• [Work instruction] Count every line below that holds the word "Kapcsolódó", and give the number with no other words.

• [Data for analysis]
____________
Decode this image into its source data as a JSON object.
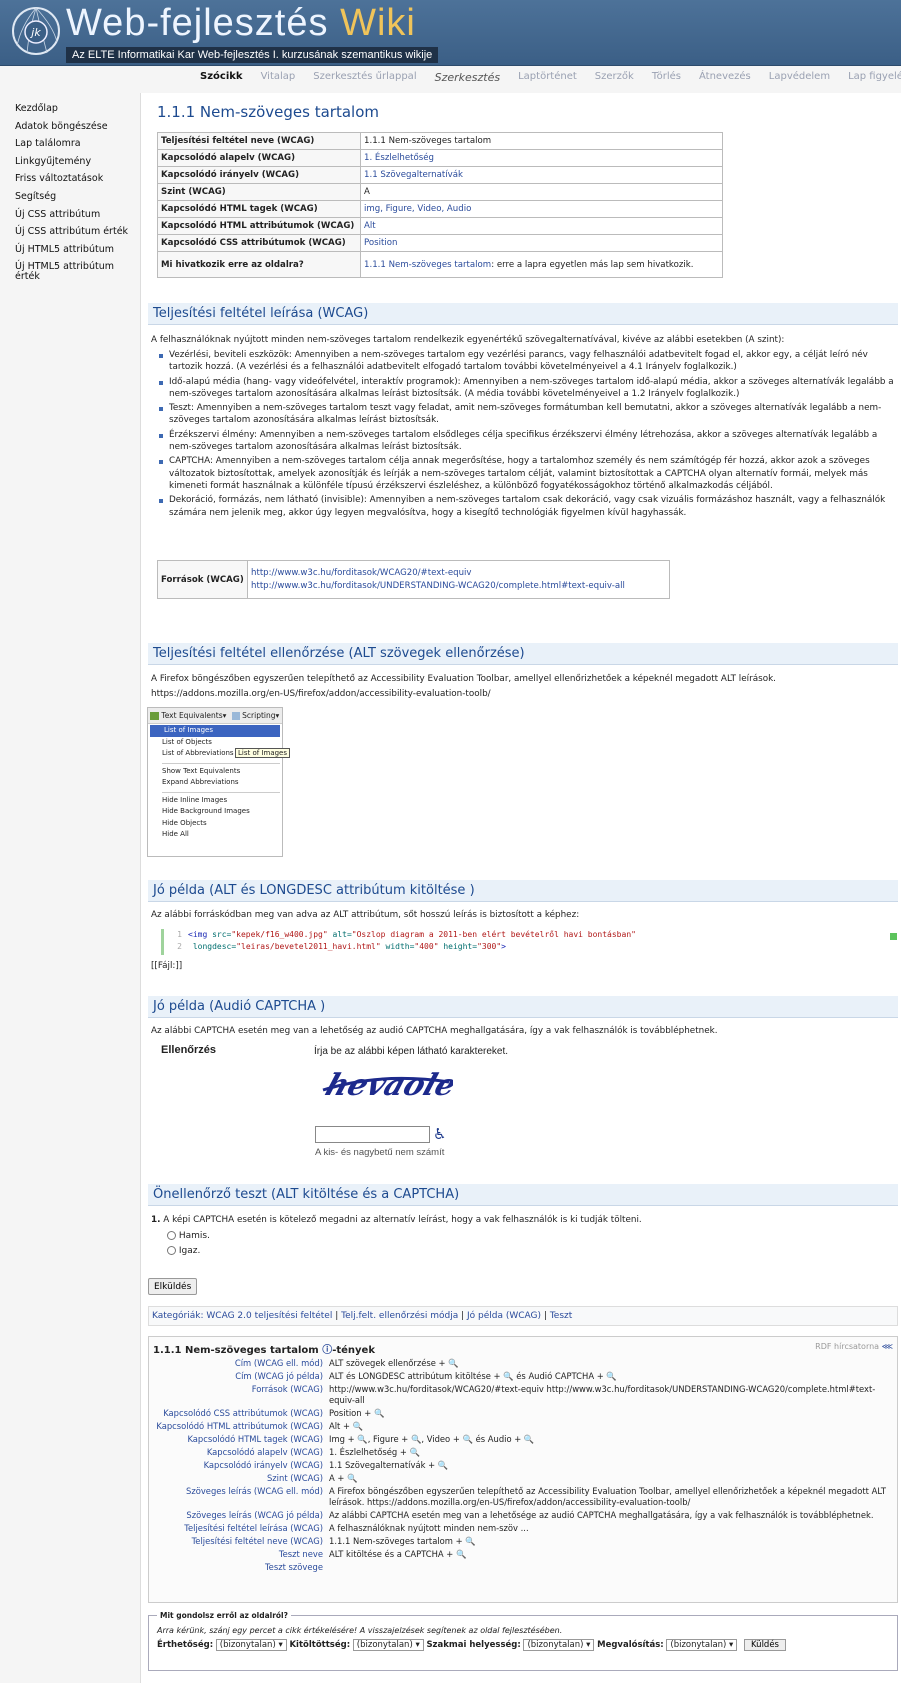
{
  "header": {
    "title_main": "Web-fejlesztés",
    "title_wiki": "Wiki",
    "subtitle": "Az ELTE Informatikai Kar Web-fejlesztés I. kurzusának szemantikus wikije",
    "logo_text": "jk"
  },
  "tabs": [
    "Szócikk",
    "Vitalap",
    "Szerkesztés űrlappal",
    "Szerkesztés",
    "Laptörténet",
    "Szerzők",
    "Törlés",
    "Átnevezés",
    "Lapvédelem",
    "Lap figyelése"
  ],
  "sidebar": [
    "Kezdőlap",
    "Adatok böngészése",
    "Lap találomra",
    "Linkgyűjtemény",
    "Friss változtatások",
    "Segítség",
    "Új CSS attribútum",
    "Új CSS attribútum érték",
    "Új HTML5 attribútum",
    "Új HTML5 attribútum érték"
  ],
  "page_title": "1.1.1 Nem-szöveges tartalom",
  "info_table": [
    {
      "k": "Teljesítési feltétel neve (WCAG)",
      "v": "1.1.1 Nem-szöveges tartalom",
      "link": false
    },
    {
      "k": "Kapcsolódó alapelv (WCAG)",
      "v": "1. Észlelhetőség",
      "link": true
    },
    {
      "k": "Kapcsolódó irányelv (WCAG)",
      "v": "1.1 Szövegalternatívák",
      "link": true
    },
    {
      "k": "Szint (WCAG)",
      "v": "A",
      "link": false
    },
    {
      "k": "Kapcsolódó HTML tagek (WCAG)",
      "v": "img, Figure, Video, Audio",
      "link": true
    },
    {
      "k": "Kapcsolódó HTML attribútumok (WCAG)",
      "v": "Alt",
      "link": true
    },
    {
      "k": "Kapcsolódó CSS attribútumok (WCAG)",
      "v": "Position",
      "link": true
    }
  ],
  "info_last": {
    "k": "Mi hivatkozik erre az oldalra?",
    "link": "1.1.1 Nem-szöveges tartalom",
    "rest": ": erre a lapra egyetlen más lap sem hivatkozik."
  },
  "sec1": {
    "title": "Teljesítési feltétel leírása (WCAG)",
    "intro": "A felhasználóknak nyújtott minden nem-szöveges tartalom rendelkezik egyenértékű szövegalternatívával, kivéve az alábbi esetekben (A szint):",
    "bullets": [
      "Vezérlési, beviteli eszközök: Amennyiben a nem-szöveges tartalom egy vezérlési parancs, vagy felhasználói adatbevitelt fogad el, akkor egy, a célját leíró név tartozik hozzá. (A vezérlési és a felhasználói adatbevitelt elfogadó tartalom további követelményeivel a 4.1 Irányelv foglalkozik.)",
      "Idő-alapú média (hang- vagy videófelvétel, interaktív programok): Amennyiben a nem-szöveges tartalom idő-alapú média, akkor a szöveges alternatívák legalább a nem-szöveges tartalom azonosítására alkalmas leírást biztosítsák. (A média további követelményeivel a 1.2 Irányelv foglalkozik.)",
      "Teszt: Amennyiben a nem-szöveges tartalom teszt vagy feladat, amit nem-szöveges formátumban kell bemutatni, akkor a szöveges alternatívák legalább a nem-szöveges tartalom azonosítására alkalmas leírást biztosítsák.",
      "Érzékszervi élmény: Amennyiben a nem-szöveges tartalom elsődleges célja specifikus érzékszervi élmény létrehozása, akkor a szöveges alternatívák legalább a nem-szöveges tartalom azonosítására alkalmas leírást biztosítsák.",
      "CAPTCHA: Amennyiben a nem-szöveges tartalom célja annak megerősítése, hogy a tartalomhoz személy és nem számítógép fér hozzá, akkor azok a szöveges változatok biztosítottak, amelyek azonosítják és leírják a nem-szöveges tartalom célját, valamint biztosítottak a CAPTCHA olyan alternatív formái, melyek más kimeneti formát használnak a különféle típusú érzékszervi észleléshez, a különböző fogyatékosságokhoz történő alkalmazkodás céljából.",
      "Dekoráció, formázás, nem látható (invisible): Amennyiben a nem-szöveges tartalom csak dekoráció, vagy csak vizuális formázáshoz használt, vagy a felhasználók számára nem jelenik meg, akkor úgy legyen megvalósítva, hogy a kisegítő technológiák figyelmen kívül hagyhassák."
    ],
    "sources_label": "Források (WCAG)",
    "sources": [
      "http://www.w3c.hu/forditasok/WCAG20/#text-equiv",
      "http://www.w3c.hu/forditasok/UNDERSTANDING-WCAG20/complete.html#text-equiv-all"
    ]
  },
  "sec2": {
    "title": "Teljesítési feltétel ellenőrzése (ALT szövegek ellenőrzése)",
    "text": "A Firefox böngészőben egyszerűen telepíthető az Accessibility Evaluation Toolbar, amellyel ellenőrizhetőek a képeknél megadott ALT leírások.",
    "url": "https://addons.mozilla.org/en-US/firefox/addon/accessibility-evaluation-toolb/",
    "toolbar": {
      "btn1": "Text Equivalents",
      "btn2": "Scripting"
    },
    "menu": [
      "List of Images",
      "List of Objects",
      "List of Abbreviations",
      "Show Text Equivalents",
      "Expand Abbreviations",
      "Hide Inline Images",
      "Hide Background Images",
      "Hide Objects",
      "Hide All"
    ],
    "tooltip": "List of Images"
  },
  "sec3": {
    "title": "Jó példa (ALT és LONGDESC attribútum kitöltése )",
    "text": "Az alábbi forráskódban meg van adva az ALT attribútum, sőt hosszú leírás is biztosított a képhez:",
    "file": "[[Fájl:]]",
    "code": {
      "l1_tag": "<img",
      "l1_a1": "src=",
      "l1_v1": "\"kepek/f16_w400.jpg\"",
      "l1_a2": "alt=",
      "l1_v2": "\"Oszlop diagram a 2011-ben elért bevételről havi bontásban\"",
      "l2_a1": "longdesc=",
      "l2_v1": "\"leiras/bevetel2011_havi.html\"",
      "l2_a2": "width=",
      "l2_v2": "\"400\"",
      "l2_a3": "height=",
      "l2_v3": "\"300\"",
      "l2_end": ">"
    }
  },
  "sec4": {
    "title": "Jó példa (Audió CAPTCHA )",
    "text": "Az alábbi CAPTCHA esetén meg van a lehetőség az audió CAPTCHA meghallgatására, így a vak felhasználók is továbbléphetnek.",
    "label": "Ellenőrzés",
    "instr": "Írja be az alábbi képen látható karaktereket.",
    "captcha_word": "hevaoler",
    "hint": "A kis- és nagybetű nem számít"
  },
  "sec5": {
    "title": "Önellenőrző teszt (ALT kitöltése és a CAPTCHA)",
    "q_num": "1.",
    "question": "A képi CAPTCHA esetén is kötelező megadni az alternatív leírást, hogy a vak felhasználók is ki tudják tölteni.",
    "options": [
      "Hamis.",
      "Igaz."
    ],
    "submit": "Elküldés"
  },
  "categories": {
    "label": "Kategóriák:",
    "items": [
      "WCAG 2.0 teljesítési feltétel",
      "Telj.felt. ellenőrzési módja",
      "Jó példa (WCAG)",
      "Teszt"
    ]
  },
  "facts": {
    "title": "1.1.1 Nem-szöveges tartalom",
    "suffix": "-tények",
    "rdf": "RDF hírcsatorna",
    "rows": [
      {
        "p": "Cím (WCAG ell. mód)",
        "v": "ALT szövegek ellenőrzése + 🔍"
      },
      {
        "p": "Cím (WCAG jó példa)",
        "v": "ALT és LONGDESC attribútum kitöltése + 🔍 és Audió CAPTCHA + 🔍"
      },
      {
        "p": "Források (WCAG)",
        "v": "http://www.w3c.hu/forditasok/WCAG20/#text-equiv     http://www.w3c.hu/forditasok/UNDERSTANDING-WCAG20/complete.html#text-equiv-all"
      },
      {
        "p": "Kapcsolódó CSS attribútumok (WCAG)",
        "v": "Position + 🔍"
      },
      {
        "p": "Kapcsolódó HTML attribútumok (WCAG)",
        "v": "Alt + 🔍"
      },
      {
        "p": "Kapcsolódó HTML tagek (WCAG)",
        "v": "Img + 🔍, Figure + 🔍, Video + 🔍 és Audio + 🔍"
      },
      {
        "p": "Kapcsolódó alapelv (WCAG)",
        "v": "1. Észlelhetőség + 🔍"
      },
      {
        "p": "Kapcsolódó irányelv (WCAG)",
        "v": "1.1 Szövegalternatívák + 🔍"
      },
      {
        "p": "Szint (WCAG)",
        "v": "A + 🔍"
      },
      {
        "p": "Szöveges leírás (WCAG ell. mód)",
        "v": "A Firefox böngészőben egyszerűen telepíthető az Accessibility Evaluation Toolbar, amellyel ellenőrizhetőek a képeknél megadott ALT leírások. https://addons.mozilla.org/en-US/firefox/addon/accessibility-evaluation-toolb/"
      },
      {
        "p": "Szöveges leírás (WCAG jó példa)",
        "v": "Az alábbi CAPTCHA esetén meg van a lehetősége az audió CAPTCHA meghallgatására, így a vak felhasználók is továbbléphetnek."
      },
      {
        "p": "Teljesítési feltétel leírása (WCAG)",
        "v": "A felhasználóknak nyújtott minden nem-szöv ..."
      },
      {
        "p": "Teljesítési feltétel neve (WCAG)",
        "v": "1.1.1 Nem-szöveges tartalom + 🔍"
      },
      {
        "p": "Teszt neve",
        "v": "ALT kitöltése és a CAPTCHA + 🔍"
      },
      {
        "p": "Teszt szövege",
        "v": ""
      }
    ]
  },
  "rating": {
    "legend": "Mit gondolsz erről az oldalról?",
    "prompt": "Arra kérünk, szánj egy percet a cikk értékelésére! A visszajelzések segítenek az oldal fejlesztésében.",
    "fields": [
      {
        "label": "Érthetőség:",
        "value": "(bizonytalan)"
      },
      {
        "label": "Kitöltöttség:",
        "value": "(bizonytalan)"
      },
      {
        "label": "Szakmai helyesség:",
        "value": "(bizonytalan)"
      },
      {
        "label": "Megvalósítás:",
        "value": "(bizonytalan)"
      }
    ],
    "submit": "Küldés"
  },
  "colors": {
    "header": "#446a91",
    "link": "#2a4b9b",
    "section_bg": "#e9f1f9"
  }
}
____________
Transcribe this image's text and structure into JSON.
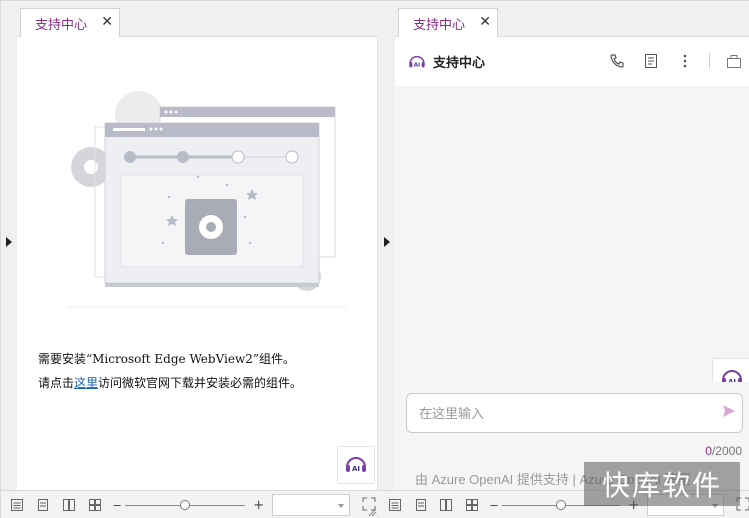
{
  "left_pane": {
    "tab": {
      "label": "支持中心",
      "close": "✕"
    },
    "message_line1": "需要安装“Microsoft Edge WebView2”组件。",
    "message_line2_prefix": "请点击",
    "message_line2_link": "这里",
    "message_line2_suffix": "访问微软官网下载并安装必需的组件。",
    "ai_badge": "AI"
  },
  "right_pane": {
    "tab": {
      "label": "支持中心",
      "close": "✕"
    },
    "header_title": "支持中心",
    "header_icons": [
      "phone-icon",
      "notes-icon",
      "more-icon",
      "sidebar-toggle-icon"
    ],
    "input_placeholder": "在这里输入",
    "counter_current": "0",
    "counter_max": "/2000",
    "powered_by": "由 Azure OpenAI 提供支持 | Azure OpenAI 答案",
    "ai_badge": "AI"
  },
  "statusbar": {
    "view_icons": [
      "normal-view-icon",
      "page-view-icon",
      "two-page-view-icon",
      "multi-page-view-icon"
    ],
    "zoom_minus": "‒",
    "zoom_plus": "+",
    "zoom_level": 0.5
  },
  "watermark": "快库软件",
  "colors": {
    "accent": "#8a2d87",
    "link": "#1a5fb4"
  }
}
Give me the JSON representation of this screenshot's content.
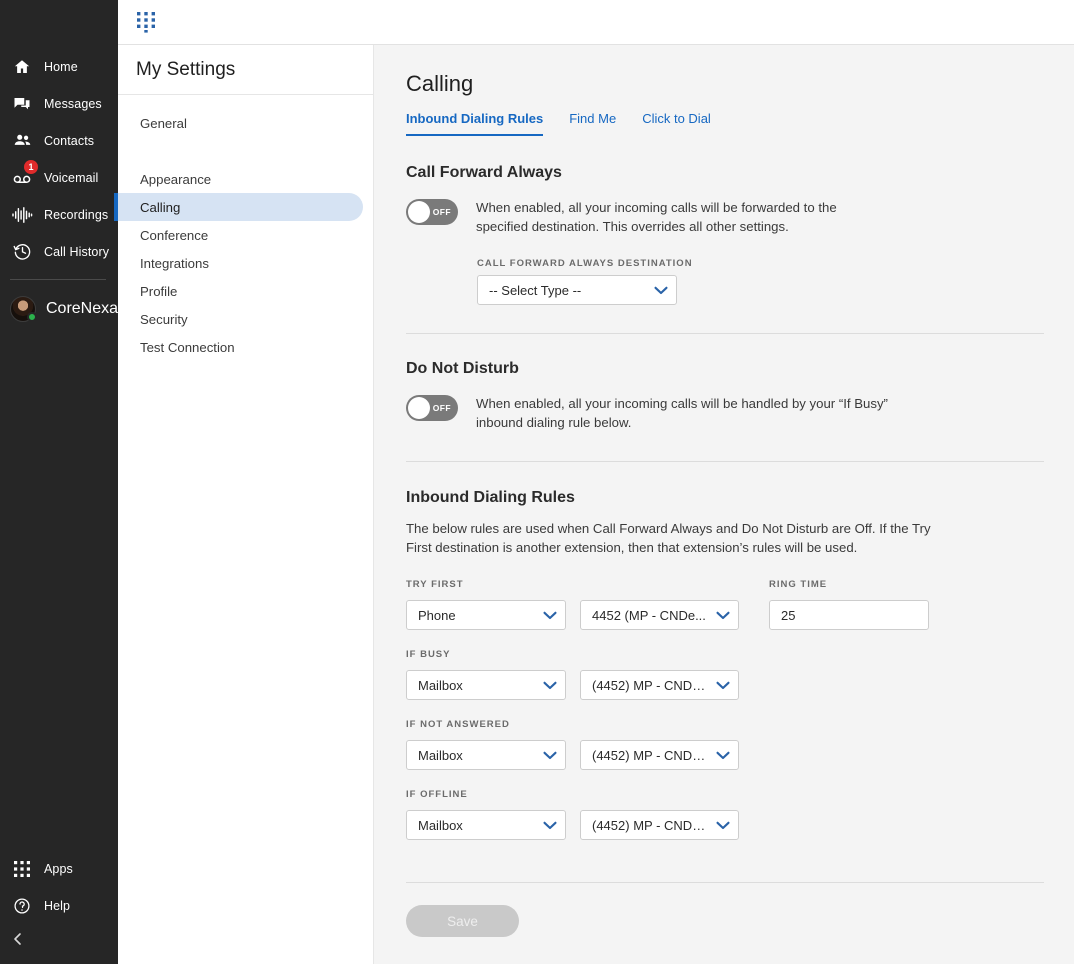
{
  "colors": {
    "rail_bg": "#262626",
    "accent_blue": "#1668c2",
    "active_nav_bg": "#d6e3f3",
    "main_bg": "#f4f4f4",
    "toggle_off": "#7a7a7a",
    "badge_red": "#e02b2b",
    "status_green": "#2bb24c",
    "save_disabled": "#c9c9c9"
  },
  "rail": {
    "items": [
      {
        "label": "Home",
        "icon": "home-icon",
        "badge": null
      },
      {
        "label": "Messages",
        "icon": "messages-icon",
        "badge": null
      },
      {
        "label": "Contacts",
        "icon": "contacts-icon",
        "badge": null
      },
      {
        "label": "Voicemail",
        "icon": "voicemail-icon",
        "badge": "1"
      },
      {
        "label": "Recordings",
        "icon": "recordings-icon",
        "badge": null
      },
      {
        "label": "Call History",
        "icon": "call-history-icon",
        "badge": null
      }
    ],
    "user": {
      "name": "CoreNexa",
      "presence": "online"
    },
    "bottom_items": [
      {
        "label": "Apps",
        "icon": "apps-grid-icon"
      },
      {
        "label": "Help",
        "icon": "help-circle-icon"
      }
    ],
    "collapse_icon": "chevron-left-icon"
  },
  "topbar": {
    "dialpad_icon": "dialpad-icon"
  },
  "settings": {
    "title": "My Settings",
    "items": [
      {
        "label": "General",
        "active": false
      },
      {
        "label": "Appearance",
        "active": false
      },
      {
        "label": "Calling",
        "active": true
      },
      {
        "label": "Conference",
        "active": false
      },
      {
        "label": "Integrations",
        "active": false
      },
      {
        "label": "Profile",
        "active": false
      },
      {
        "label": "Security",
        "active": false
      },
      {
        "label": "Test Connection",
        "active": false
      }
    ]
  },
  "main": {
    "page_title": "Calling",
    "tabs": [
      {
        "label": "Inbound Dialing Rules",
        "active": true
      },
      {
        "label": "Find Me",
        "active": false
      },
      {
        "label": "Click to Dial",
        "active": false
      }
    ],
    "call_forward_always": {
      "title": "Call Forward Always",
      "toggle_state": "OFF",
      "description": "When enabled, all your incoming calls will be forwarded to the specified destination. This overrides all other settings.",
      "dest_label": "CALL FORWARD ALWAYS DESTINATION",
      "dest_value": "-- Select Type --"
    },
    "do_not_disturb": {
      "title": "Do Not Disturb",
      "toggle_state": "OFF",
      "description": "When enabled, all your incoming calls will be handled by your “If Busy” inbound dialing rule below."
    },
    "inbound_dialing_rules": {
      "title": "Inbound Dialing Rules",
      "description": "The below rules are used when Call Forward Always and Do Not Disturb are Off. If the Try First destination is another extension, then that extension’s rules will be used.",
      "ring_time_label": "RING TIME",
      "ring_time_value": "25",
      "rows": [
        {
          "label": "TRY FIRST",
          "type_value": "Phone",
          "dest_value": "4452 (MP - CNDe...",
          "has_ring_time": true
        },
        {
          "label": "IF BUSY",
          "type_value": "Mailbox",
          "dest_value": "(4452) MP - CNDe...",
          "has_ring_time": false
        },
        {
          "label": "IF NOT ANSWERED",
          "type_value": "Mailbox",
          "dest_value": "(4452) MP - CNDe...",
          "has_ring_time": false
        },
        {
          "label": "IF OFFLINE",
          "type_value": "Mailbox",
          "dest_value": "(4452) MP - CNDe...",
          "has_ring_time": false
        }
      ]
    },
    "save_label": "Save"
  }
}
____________
• [Response area] 10